As a candidate, Biden indicated that he would choose an education secretary with experience in world of K-12 schools. Dr. Cardona fills that bill, having worked as a teacher, principal and administrator.

As reported in the Hartford Courant, U.S. Richard Blumenthal said, “His leaving would be bittersweet because he’s great and we’d miss him, but it’s precisely because he’s great that he would be a valuable education secretary.”

Correcting Inequities

Dr. Cardona has long focused on correcting inequities among students in our public schools. He has consistently voiced concern that the pandemic was hurting certain students more than others.

After the pandemic forced schools to close, he worked to procure devices for students who needed them to participate in remote schooling and pushed to reopen buildings.

Dr. Cardona has been a strong advocate for Connecticut’s students and teachers in many interviews on local news media

Impact of the Pandemic

“While many things are unclear during this time in our nation’s history, there is one thing that is not: this epidemic has further exacerbated inequities that have been there all along,” he wrote in May.

The new education secretary’s first task will be to help guide schools through the final phase of the pandemic. Biden has said he wants to see schools reopen and to give them the support they need to do so, including “clear, consistent, effective national guidelines.”
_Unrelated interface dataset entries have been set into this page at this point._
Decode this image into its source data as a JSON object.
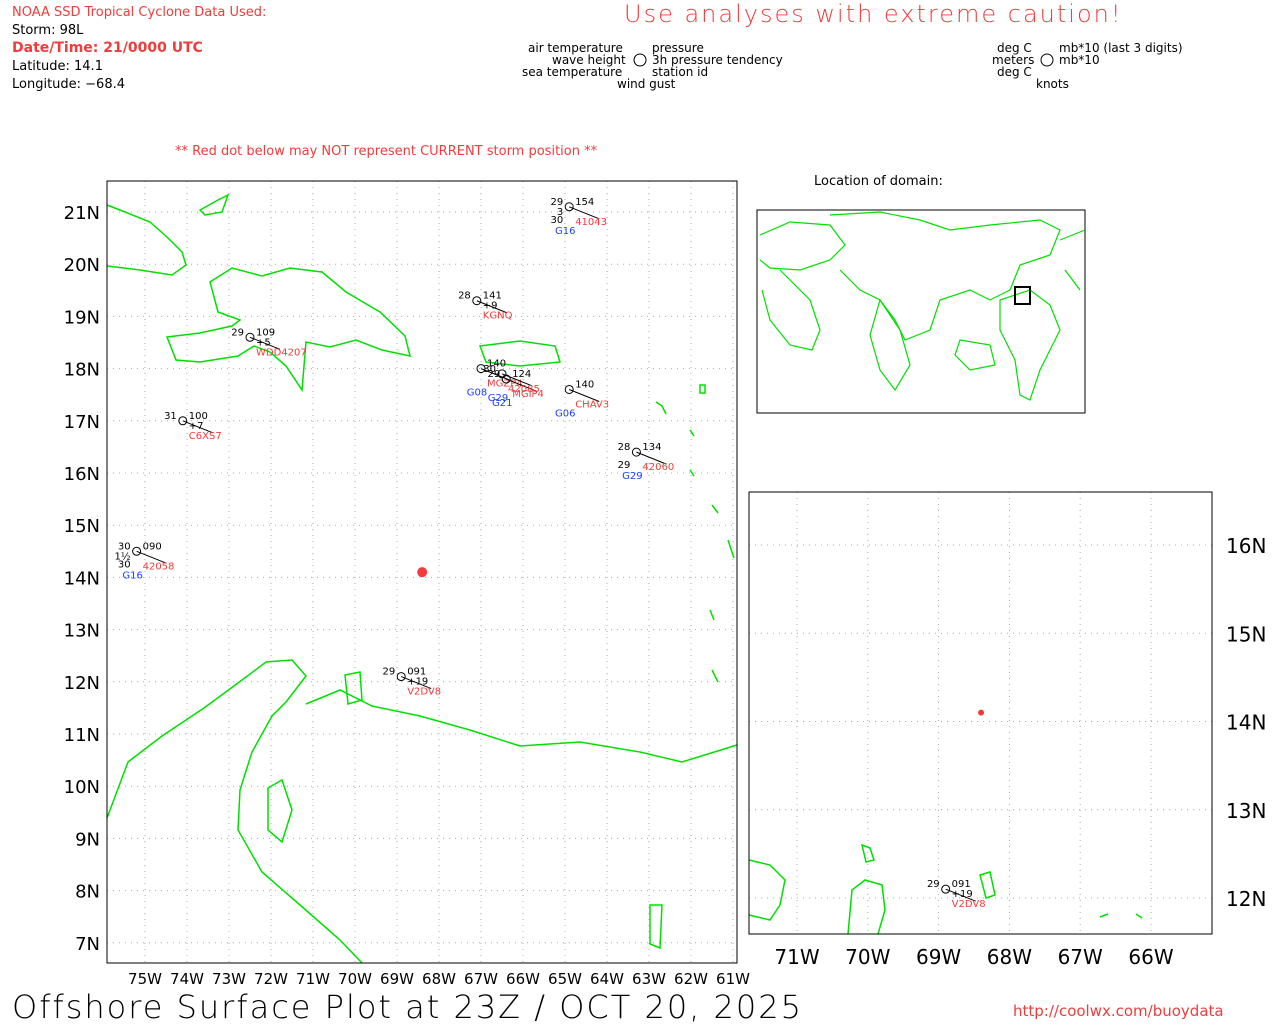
{
  "header": {
    "source": "NOAA SSD Tropical Cyclone Data Used:",
    "storm": "Storm: 98L",
    "datetime": "Date/Time: 21/0000 UTC",
    "latitude": "Latitude: 14.1",
    "longitude": "Longitude: −68.4",
    "warning": "Use analyses with extreme caution!",
    "red_dot_note": "** Red dot below may NOT represent CURRENT storm position **"
  },
  "legend": {
    "left": [
      "air temperature",
      "wave height",
      "sea temperature",
      "wind gust"
    ],
    "right": [
      "pressure",
      "3h pressure tendency",
      "station id"
    ],
    "units_left": [
      "deg C",
      "meters",
      "deg C",
      "knots"
    ],
    "units_right": [
      "mb*10 (last 3 digits)",
      "mb*10"
    ]
  },
  "locator": {
    "title": "Location of domain:"
  },
  "main_map": {
    "lon_range": [
      -75.9,
      -60.9
    ],
    "lat_range": [
      6.6,
      21.6
    ],
    "lon_labels": [
      "75W",
      "74W",
      "73W",
      "72W",
      "71W",
      "70W",
      "69W",
      "68W",
      "67W",
      "66W",
      "65W",
      "64W",
      "63W",
      "62W",
      "61W"
    ],
    "lat_labels": [
      "21N",
      "20N",
      "19N",
      "18N",
      "17N",
      "16N",
      "15N",
      "14N",
      "13N",
      "12N",
      "11N",
      "10N",
      "9N",
      "8N",
      "7N"
    ]
  },
  "zoom_map": {
    "lon_labels": [
      "71W",
      "70W",
      "69W",
      "68W",
      "67W",
      "66W"
    ],
    "lat_labels": [
      "16N",
      "15N",
      "14N",
      "13N",
      "12N"
    ]
  },
  "storm_position": {
    "lat": 14.1,
    "lon": -68.4
  },
  "stations": [
    {
      "id": "41043",
      "lat": 21.1,
      "lon": -64.9,
      "air": "29",
      "pres": "154",
      "wave": "3",
      "sea": "30",
      "gust": "G16"
    },
    {
      "id": "KGNQ",
      "lat": 19.3,
      "lon": -67.1,
      "air": "28",
      "pres": "141",
      "tend": "+9"
    },
    {
      "id": "WDD4207",
      "lat": 18.6,
      "lon": -72.5,
      "air": "29",
      "pres": "109",
      "tend": "+5"
    },
    {
      "id": "C6XS7",
      "lat": 17.0,
      "lon": -74.1,
      "air": "31",
      "pres": "100",
      "tend": "+7"
    },
    {
      "id": "42060",
      "lat": 16.4,
      "lon": -63.3,
      "air": "28",
      "pres": "134",
      "sea": "29",
      "gust": "G29"
    },
    {
      "id": "42058",
      "lat": 14.5,
      "lon": -75.2,
      "air": "30",
      "pres": "090",
      "wave": "1½",
      "sea": "30",
      "gust": "G16"
    },
    {
      "id": "V2DV8",
      "lat": 12.1,
      "lon": -68.9,
      "air": "29",
      "pres": "091",
      "tend": "+19"
    },
    {
      "id": "MGZP4",
      "lat": 18.0,
      "lon": -67.0,
      "air": "",
      "pres": "140",
      "gust": "G08"
    },
    {
      "id": "MGIP4",
      "lat": 17.8,
      "lon": -66.4,
      "air": "29",
      "pres": "124",
      "gust": "G21"
    },
    {
      "id": "42085",
      "lat": 17.9,
      "lon": -66.5,
      "air": "30",
      "pres": "",
      "gust": "G29"
    },
    {
      "id": "CHAV3",
      "lat": 17.6,
      "lon": -64.9,
      "air": "",
      "pres": "140",
      "gust": "G06"
    }
  ],
  "footer": {
    "title": "Offshore Surface Plot at 23Z / OCT 20, 2025",
    "url": "http://coolwx.com/buoydata"
  },
  "colors": {
    "land": "#00e000",
    "station_id": "#f03c3c",
    "gust": "#2040ff",
    "storm": "#f03c3c"
  }
}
Those of us who know Dr. Cardona and have followed his career over the years know that he is the right man for that job.

  • Woody Exley